affects takeoff, as shown in Chapter 7. Setting brakes, setting static takeoff power, and then releasing brakes,
achieve the data shown. Normal takeoff may be modiied by starting the take off roll prior to attaining takeoff power.
This will result in a smoother takeoff, but will invalidate all subsequent ield performance data.
a. Normal Takeoff. After the Line Up check is complete, smoothly apply power to the setting determined from
the appropriate Static takeoff Power at 1700-RPM chart. Release brakes and maintain directional control with nose
wheel steering and rudder, while maintaining wings level with ailerons. The pilot should retain a light hold on the
power levers through the takeoff and be ready to initiate abort procedures if required. The copilot should ensure
that the AUTOFEATHER advisory lights are illuminated and monitor engine torque during the takeoff roll. As the
aircraft accelerates, engine torque will increase, but should not exceed engine limits (torque or TGT). As the copilot
calls V 1 , the pilot will remove his hand from the POWER levers. The copilot will call rotate at VR, and the pilot will
commence a smooth, positive aircraft rotation to an indicated pitch attitude of 7°. When two positive climb indications
are observed, the landing gear will be retracted.
b. Crosswind Takeoff Position the aileron control into the wind at the start of the take off roll to maintain a wings
level attitude. Under strong crosswind conditions, leading with upwind power at the beginning of the takeoff roll will
assist in maintaining directional control. As the nose wheel comes off the ground, the rudder is used as necessary
to prevent turning (crabbing) into the wind. Rotate in a positive manner to keep from side skipping as weight is lifted
from the shock struts. To prevent damage to the landing gear, in the event that the aircraft were to settle back onto
the runway, remain in slipping light until well clear of the ground, then crab into the wind to continue a straight light
c. Obstacle Clearance Climb. Obtain performance data from Chapter 7 using departure ield performance data.
8-27. AFTER TAKEOFF.
Immediately after takeoff, the pilot lying the aircraft should avoid adjusting controls located on the
aft portion of the extended pedestal to preclude inducing spatial disorientation.

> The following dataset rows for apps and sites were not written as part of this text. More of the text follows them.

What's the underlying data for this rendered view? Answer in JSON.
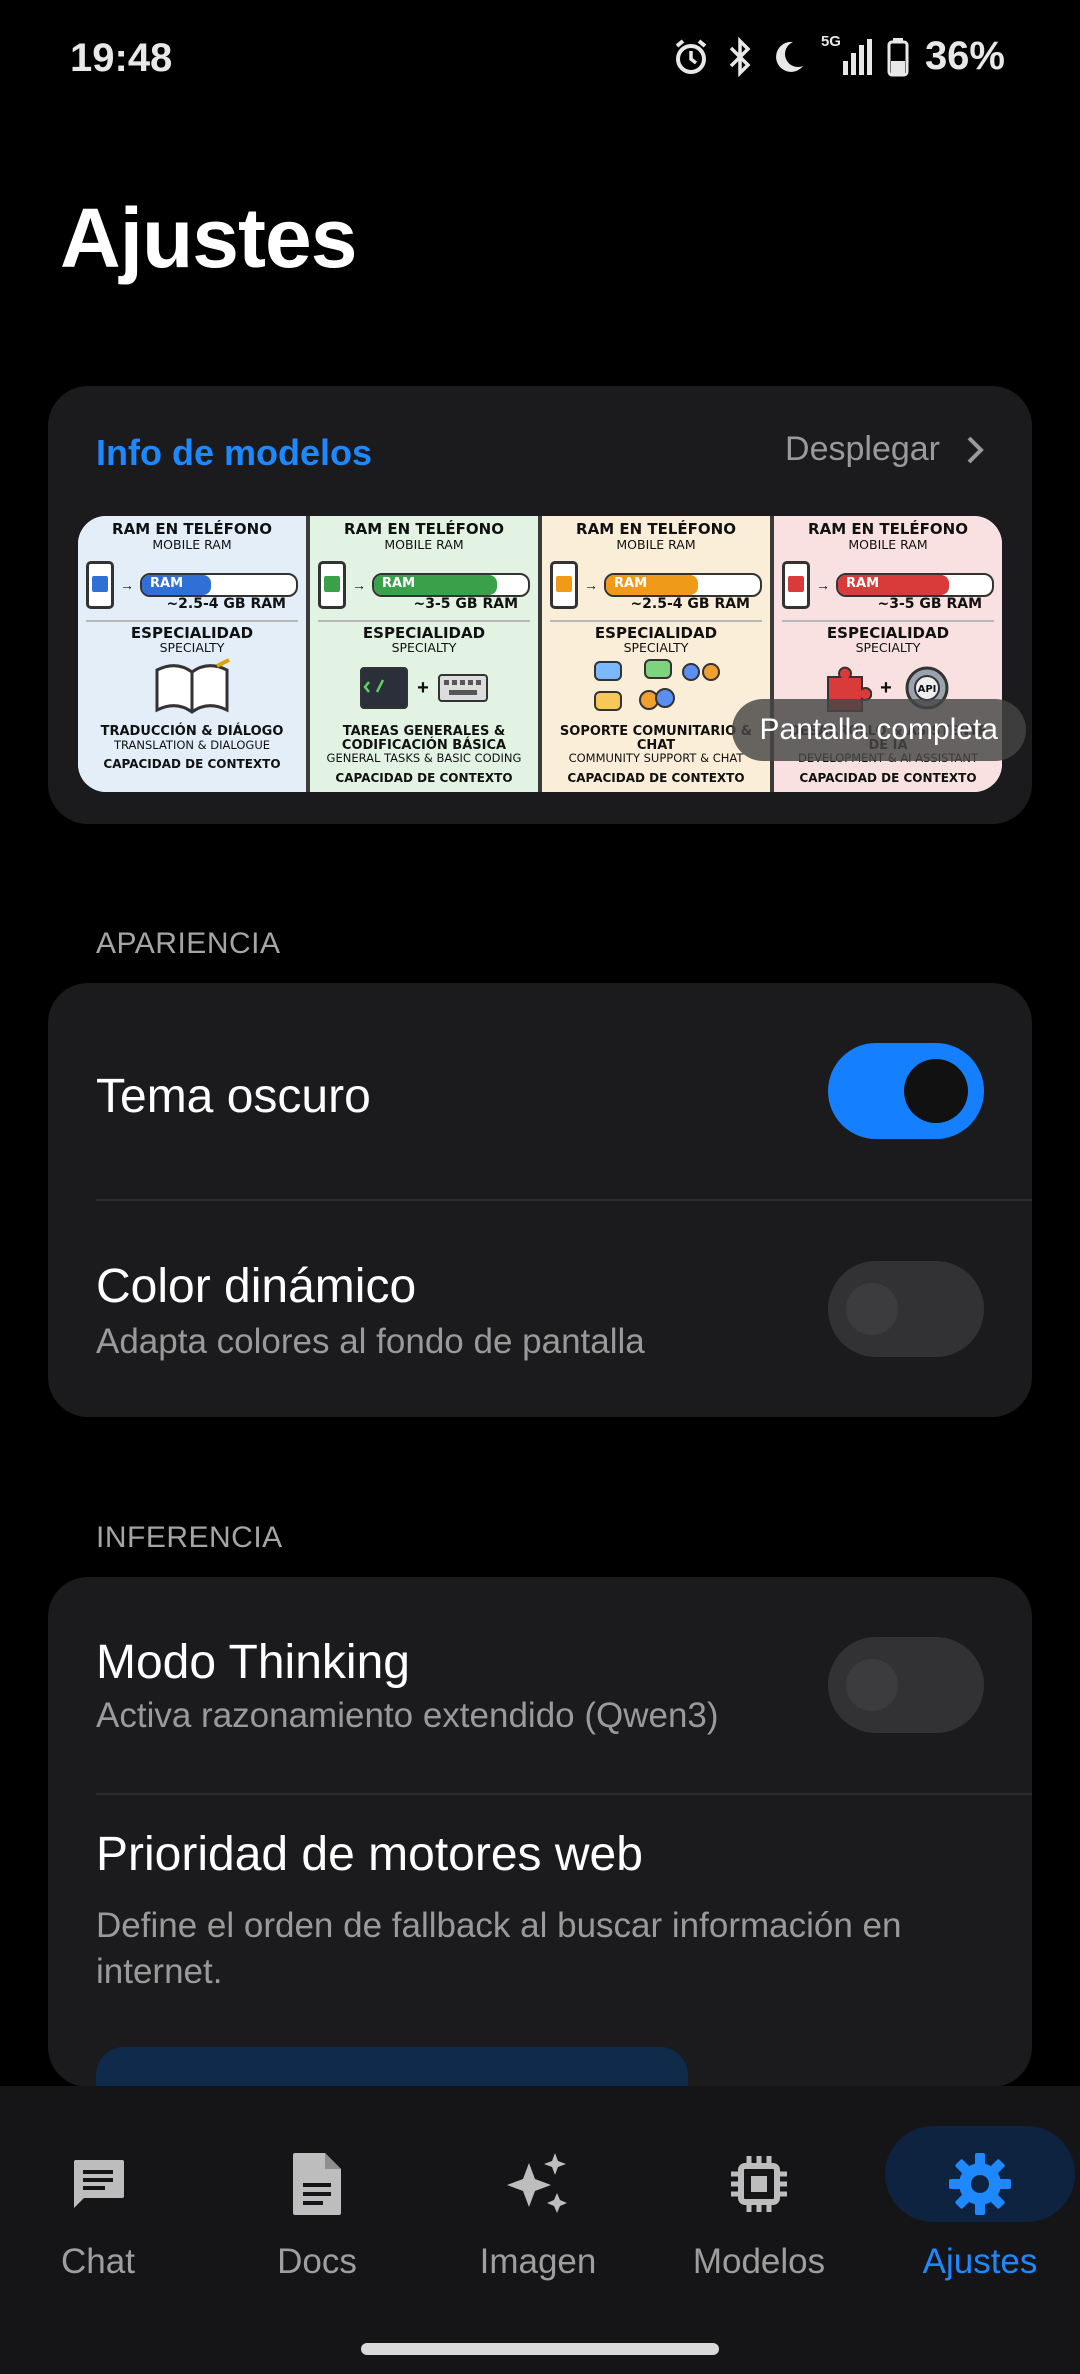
{
  "status_bar": {
    "time": "19:48",
    "network": "5G",
    "battery": "36%"
  },
  "page": {
    "title": "Ajustes"
  },
  "models_card": {
    "title": "Info de modelos",
    "expand_label": "Desplegar",
    "fullscreen_label": "Pantalla completa",
    "panels": [
      {
        "header": "RAM EN TELÉFONO",
        "header_sub": "MOBILE RAM",
        "ram_label": "RAM",
        "ram": "~2.5-4 GB RAM",
        "spec": "ESPECIALIDAD",
        "spec_sub": "SPECIALTY",
        "task": "TRADUCCIÓN & DIÁLOGO",
        "task_sub": "TRANSLATION & DIALOGUE",
        "color": "#2f6fd6",
        "bg": "#e3eef9",
        "fill": 0.45
      },
      {
        "header": "RAM EN TELÉFONO",
        "header_sub": "MOBILE RAM",
        "ram_label": "RAM",
        "ram": "~3-5 GB RAM",
        "spec": "ESPECIALIDAD",
        "spec_sub": "SPECIALTY",
        "task": "TAREAS GENERALES & CODIFICACIÓN BÁSICA",
        "task_sub": "GENERAL TASKS & BASIC CODING",
        "color": "#3aa04a",
        "bg": "#e2f3e4",
        "fill": 0.8
      },
      {
        "header": "RAM EN TELÉFONO",
        "header_sub": "MOBILE RAM",
        "ram_label": "RAM",
        "ram": "~2.5-4 GB RAM",
        "spec": "ESPECIALIDAD",
        "spec_sub": "SPECIALTY",
        "task": "SOPORTE COMUNITARIO & CHAT",
        "task_sub": "COMMUNITY SUPPORT & CHAT",
        "color": "#f09a1a",
        "bg": "#fbeed8",
        "fill": 0.6
      },
      {
        "header": "RAM EN TELÉFONO",
        "header_sub": "MOBILE RAM",
        "ram_label": "RAM",
        "ram": "~3-5 GB RAM",
        "spec": "ESPECIALIDAD",
        "spec_sub": "SPECIALTY",
        "task": "DESARROLLO & ASISTENTE DE IA",
        "task_sub": "DEVELOPMENT & AI ASSISTANT",
        "color": "#d93a3a",
        "bg": "#f9e1e1",
        "fill": 0.72
      }
    ],
    "cut_text": "CAPACIDAD DE CONTEXTO"
  },
  "appearance": {
    "section_label": "APARIENCIA",
    "dark_theme": {
      "title": "Tema oscuro",
      "enabled": true
    },
    "dynamic_color": {
      "title": "Color dinámico",
      "subtitle": "Adapta colores al fondo de pantalla",
      "enabled": false
    }
  },
  "inference": {
    "section_label": "INFERENCIA",
    "thinking": {
      "title": "Modo Thinking",
      "subtitle": "Activa razonamiento extendido (Qwen3)",
      "enabled": false
    },
    "web_engines": {
      "title": "Prioridad de motores web",
      "subtitle": "Define el orden de fallback al buscar información en internet."
    }
  },
  "bottom_nav": {
    "items": [
      {
        "label": "Chat",
        "icon": "chat-icon"
      },
      {
        "label": "Docs",
        "icon": "document-icon"
      },
      {
        "label": "Imagen",
        "icon": "sparkle-icon"
      },
      {
        "label": "Modelos",
        "icon": "chip-icon"
      },
      {
        "label": "Ajustes",
        "icon": "gear-icon",
        "active": true
      }
    ]
  },
  "colors": {
    "accent": "#1e88ff",
    "card": "#1b1b1d",
    "background": "#000000"
  }
}
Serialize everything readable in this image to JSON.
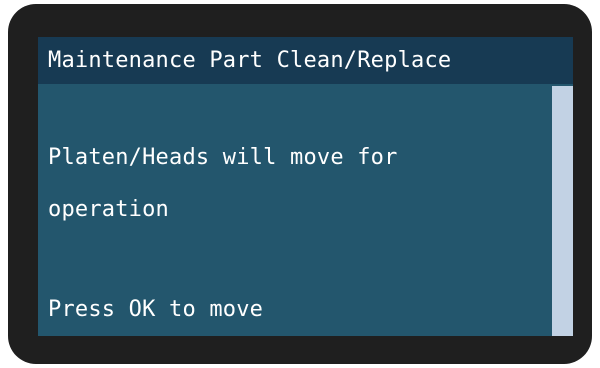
{
  "dialog": {
    "title": "Maintenance Part Clean/Replace",
    "message_lines": [
      "Platen/Heads will move for",
      "operation",
      "Press OK to move"
    ]
  },
  "colors": {
    "bezel": "#1f1f1f",
    "title_bar": "#173a53",
    "screen_background": "#23566d",
    "text": "#ffffff",
    "scrollbar": "#c2d2e4"
  }
}
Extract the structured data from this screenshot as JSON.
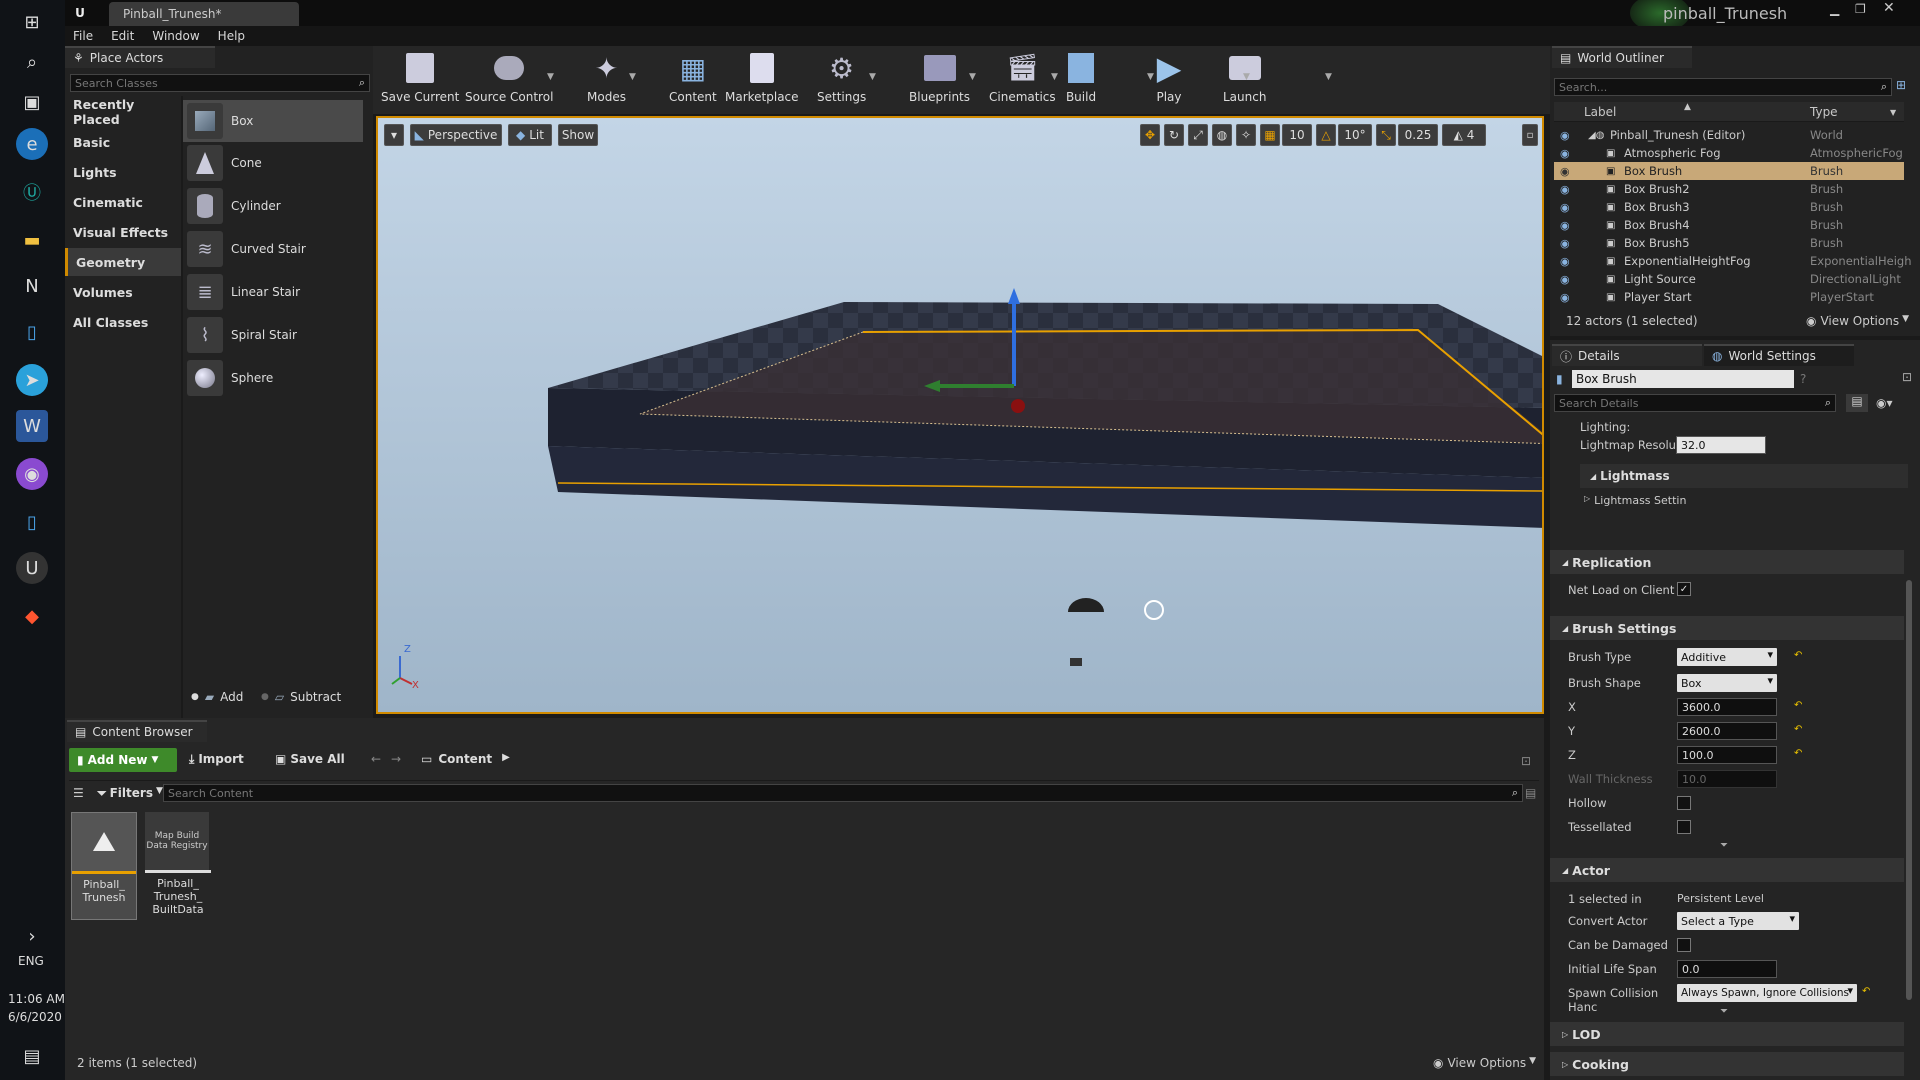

With both engines operating, the aircraft will rapidly accelerate through V 2 . Allow the aircraft to continue accelerating
to the two-engine climb speed, or the cruise climb schedule, as applicable. Retract the laps when safely airborne.
The procedural steps are as follows:
1. LDG GEAR CONTROL handle -- UP.
@ FLAPS -- UP.
3. LANDING/TAXI lights switches -- OFF.
$ CMWS SAFE/ARM switch (SACP) -- ARM as required. Ensure the aircraft is at a safe altitude before
arming the system. Conirm the system is armed by observing the " R " on the CI display.
Turn windshield anti-ice to NORMAL when passing 10,000 feet AGL or prior to entering the freezing
level (whichever comes irst). Leave on until no longer required during descent for landing. High
temperature may be selected as required after a minimum warm-up period of 15 minutes.
% WINDSHIELD anti-ice -- As required.
Cruise climb is performed at a speed which provides a good rate-of-climb. Propellers should be kept at 1700 RPM.
Lower propeller RPM will reduce the amount of cabin noise, but will degrade the aircraft climb performance. The
following chart may be used as an airspeed schedule.